Unit 2. Understanding the Atmospher

It is clear that in the presence of flow, the velocity of the gravity waves combines with surface flow velocity. The surface roughness patterns that we observe in the experiments detailed in section 2.2, however, propagate at a velocity that is close to that of the flow surface. Therefore, the water surface roughness patterns are not due to. 7. Dimension 3 DISCIPLINARY CORE IDEAS—EARTH AND SPACE SCIENCES. E arth and space sciences (ESS) investigate processes that operate on Earth and also address its place in the solar system and the galaxy. Thus ESS involve phenomena that range in scale from the unimaginably large to the invisibly small

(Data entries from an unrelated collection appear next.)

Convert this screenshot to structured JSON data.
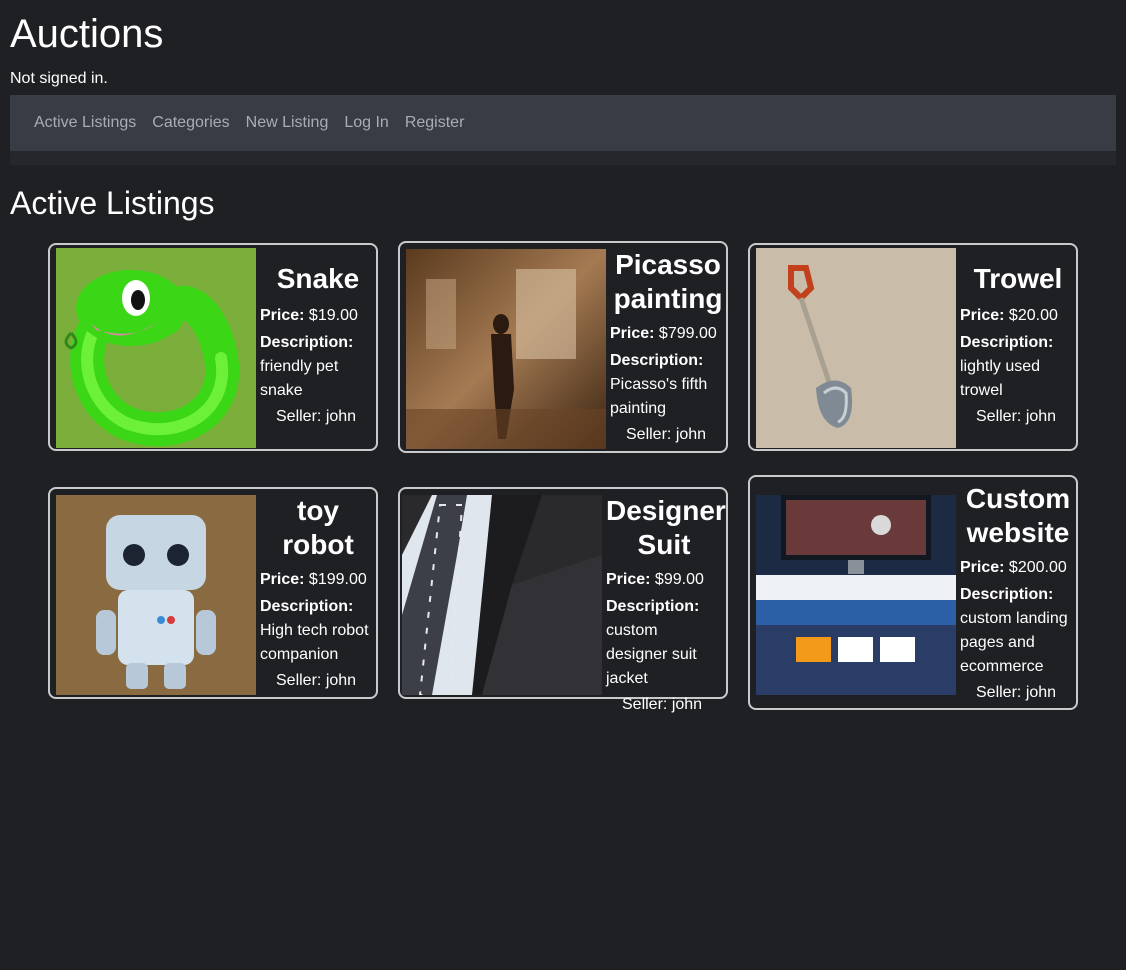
{
  "header": {
    "title": "Auctions",
    "signin_status": "Not signed in."
  },
  "nav": {
    "items": [
      "Active Listings",
      "Categories",
      "New Listing",
      "Log In",
      "Register"
    ]
  },
  "section_title": "Active Listings",
  "labels": {
    "price": "Price:",
    "description": "Description:",
    "seller_prefix": "Seller:"
  },
  "listings": [
    {
      "title": "Snake",
      "price": "$19.00",
      "description": "friendly pet snake",
      "seller": "john",
      "image": "green-snake-image"
    },
    {
      "title": "Picasso painting",
      "price": "$799.00",
      "description": "Picasso's fifth painting",
      "seller": "john",
      "image": "painting-image"
    },
    {
      "title": "Trowel",
      "price": "$20.00",
      "description": "lightly used trowel",
      "seller": "john",
      "image": "trowel-image"
    },
    {
      "title": "toy robot",
      "price": "$199.00",
      "description": "High tech robot companion",
      "seller": "john",
      "image": "robot-image"
    },
    {
      "title": "Designer Suit",
      "price": "$99.00",
      "description": "custom designer suit jacket",
      "seller": "john",
      "image": "suit-image"
    },
    {
      "title": "Custom website",
      "price": "$200.00",
      "description": "custom landing pages and ecommerce",
      "seller": "john",
      "image": "website-image"
    }
  ]
}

air is warmer near the equator. The warm air near the equator is not as dense as the cool air near the poles. Because it is less dense, the air at the equator rises, forming areas of low pressure. The cold air near the poles sinks, forming areas of high pressure. The air moves in large circular patterns called convection cells. Th The earth's surface is not heated uniformly by the sun and this results in unstable conditions. The warmer air next to the ground (heated from the ground) is lighter, since it expands, and tends to rise. Cooler air from an area not heated as much and heavier, will flow in replacing the warmer air--thus, wind (Courtesy of D. Fratantoni, WHOI.) (B) Vertical section of EKE (cm 2 s − 2) across the Gulf Stream system and subtropical gyre near 55°W based on surface drifters, SOFAR floats at 700 m and 2000 m (dots) and current meters (triangles). High values of EKE coincide with the mean Gulf Stream axis located near 40°N (roughly) Design of OSSF Surface Application Systems, December 2009 Glossary of Terms Page 4 of 4 occurs (Hill, 1994). Runoff: The precipitation, snow melt, or irrigation in excess of what can infiltrate the soil surface in an area and thus flows on the surface (CIDWT, 2007) What is wind? Wind is the horizontal movement of air from a region of high pressure to a region of low pressure. Note, the word horizontal. If air moves vertically it is called air current. Yes. Wind have a direction. The direction of a wind named..